Few things change your life as much as a traumatic brain injury. The potential for life-altering injuries that never heal is incredibly great. The injury itself could take just a split second -- a surgeon makes a mistake while doing surgery, for instance, or another driver runs a red light and T-bones your car -- but you may never fully heal and you may have to deal with that injury forever.
To understand this risk, let's take a look at some of the key statistics from the American Association of Neurological Surgeons:
- 5.3 million: The number of people in the United States who live with a TBI-related disability.
- 1.7 million: The number of new TBI cases that happen every single year in America alone.
- $48-56 billion: The cost of all of the TBIs in the United States every year. This number includes both the direct costs and the indirect costs.
- 78.8%: The percentage of men who suffer traumatic brain injuries, as compared to just 21.2 percent for women.
- 235,000: The approximate number of TBI-related annual hospitalizations. It is important to note that, as devastating as spinal cord injuries can be, there are over 20 times as many hospitalizations for TBIs.
- 435,000: The number of emergency room visits for TBIs that are made for children who are 14 years old and younger.
- 2,685: The number of children from the above group who pass away from their injuries.
- 80,000-90,000: The number of Americans every year who suffer TBIs and see the onset of disabilities that are either life-long or at least long-term.
- 34%: The percentage of traumatic deaths that get attributed to head injuries on a yearly basis.
As you can see, head injuries and TBIs impact an incredible amount of people every year.
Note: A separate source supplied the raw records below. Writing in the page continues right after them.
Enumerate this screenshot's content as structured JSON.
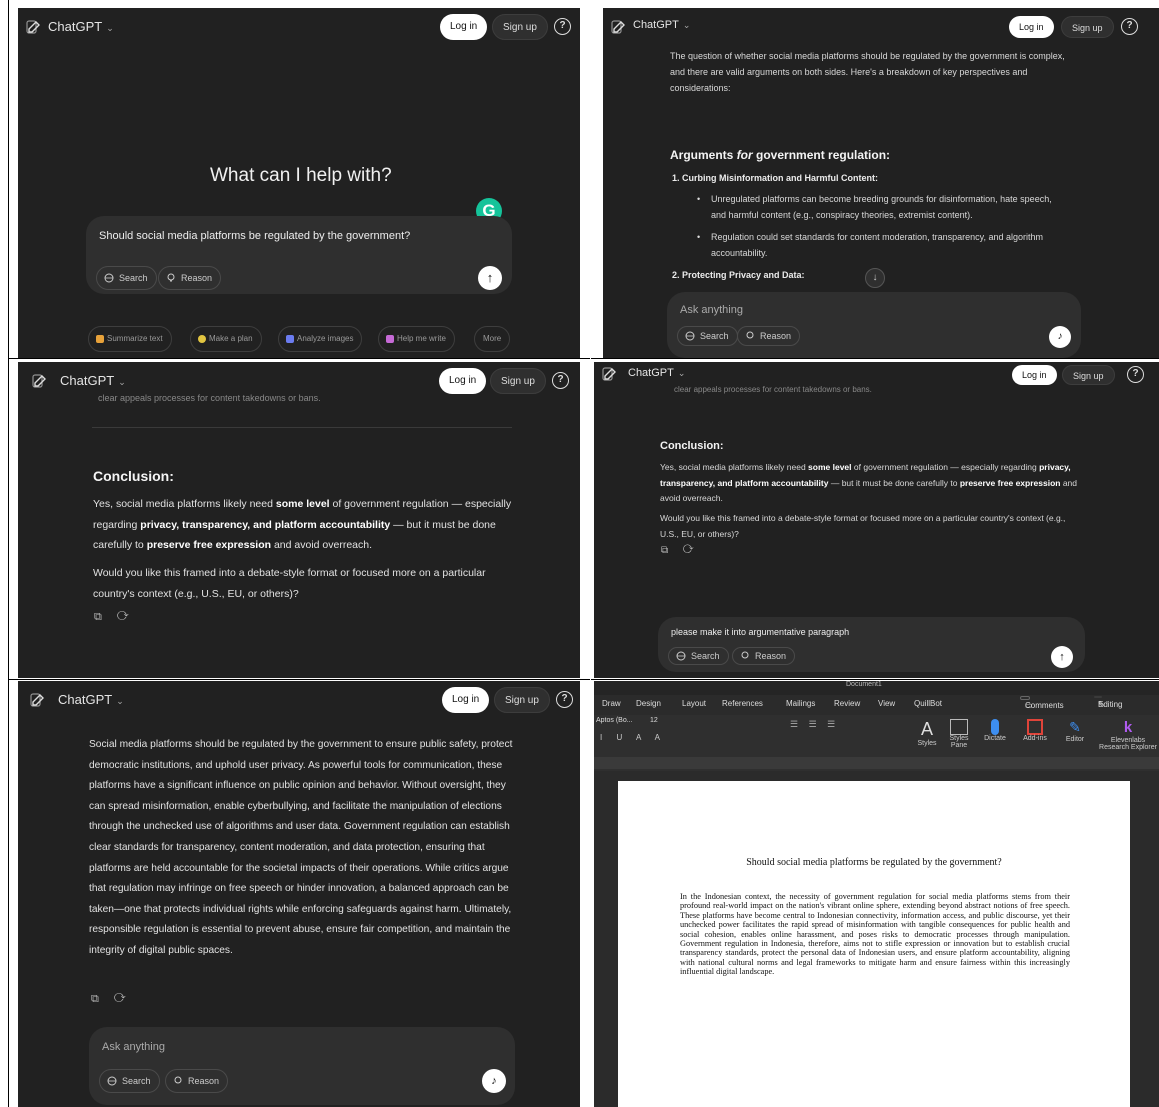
{
  "common": {
    "app_title": "ChatGPT",
    "login": "Log in",
    "signup": "Sign up",
    "help": "?",
    "search_btn": "Search",
    "reason_btn": "Reason",
    "ask_placeholder": "Ask anything"
  },
  "panel1": {
    "heading": "What can I help with?",
    "composer_text": "Should social media platforms be regulated by the government?",
    "grammarly": "G",
    "suggestions": [
      "Summarize text",
      "Make a plan",
      "Analyze images",
      "Help me write",
      "More"
    ]
  },
  "panel2": {
    "intro": "The question of whether social media platforms should be regulated by the government is complex, and there are valid arguments on both sides. Here's a breakdown of key perspectives and considerations:",
    "section_heading_pre": "Arguments ",
    "section_heading_em": "for",
    "section_heading_post": " government regulation:",
    "item1": "1.   Curbing Misinformation and Harmful Content:",
    "item1_b1": "Unregulated platforms can become breeding grounds for disinformation, hate speech, and harmful content (e.g., conspiracy theories, extremist content).",
    "item1_b2": "Regulation could set standards for content moderation, transparency, and algorithm accountability.",
    "item2": "2.   Protecting Privacy and Data:"
  },
  "panel3": {
    "cut_line": "clear appeals processes for content takedowns or bans.",
    "conclusion_heading": "Conclusion:",
    "c1": "Yes, social media platforms likely need ",
    "c2": "some level",
    "c3": " of government regulation — especially regarding ",
    "c4": "privacy, transparency, and platform accountability",
    "c5": " — but it must be done carefully to ",
    "c6": "preserve free expression",
    "c7": " and avoid overreach.",
    "followup": "Would you like this framed into a debate-style format or focused more on a particular country's context (e.g., U.S., EU, or others)?",
    "actions": "⧉ ⟳"
  },
  "panel4": {
    "composer_text": "please make it into argumentative paragraph"
  },
  "panel5": {
    "paragraph": "Social media platforms should be regulated by the government to ensure public safety, protect democratic institutions, and uphold user privacy. As powerful tools for communication, these platforms have a significant influence on public opinion and behavior. Without oversight, they can spread misinformation, enable cyberbullying, and facilitate the manipulation of elections through the unchecked use of algorithms and user data. Government regulation can establish clear standards for transparency, content moderation, and data protection, ensuring that platforms are held accountable for the societal impacts of their operations. While critics argue that regulation may infringe on free speech or hinder innovation, a balanced approach can be taken—one that protects individual rights while enforcing safeguards against harm. Ultimately, responsible regulation is essential to prevent abuse, ensure fair competition, and maintain the integrity of digital public spaces."
  },
  "word": {
    "window_title": "Document1",
    "tabs": [
      "Draw",
      "Design",
      "Layout",
      "References",
      "Mailings",
      "Review",
      "View",
      "QuillBot"
    ],
    "comments": "Comments",
    "editing": "Editing",
    "ribbon_buttons": [
      "Styles",
      "Styles Pane",
      "Dictate",
      "Add-ins",
      "Editor",
      "Elevenlabs Research Explorer"
    ],
    "font_name": "Aptos (Bo...",
    "font_size": "12",
    "doc_title": "Should social media platforms be regulated by the government?",
    "doc_body": "In the Indonesian context, the necessity of government regulation for social media platforms stems from their profound real-world impact on the nation's vibrant online sphere, extending beyond abstract notions of free speech. These platforms have become central to Indonesian connectivity, information access, and public discourse, yet their unchecked power facilitates the rapid spread of misinformation with tangible consequences for public health and social cohesion, enables online harassment, and poses risks to democratic processes through manipulation. Government regulation in Indonesia, therefore, aims not to stifle expression or innovation but to establish crucial transparency standards, protect the personal data of Indonesian users, and ensure platform accountability, aligning with national cultural norms and legal frameworks to mitigate harm and ensure fairness within this increasingly influential digital landscape."
  }
}
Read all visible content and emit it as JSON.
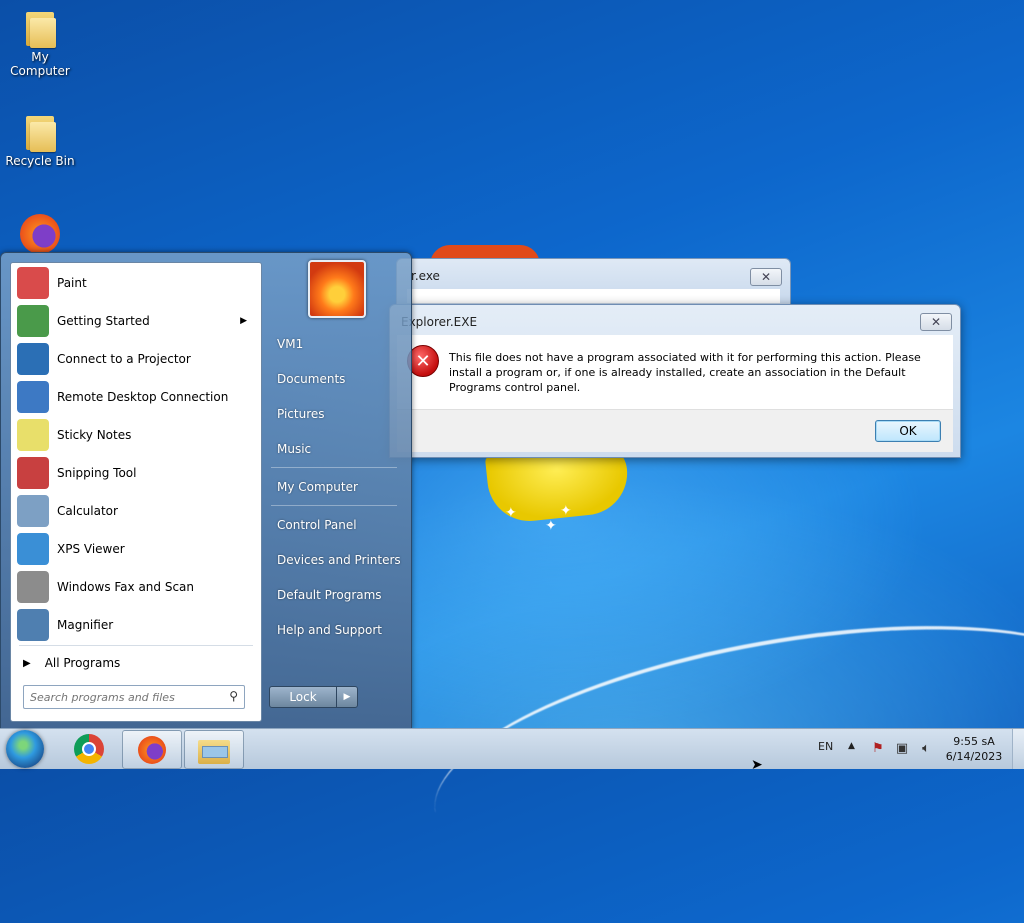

The costs are staggering.
Will you recover?
The first thing that many people ask after a traumatic brain injury is if they will recover. They may struggle with emotional control, memory issues, motor skills or a host of other issues and disabilities, and they just want to know if things are going to go back to normal.
Unfortunately, as these statistics also illustrate, things do not always return to normal. Some injuries don't heal. Some issues do not end. Even with high-level medical care after the incident, you may find yourself facing an altered future that you cannot change back. This is your new normal.
If this happens to you, it is especially important that you understand your legal options. You may need to seek out compensation for medical bills, lost wages, lost future earnings, future medical costs, life-long assistance and much more. That accident altered the course of your life, and you need to know how to proceed.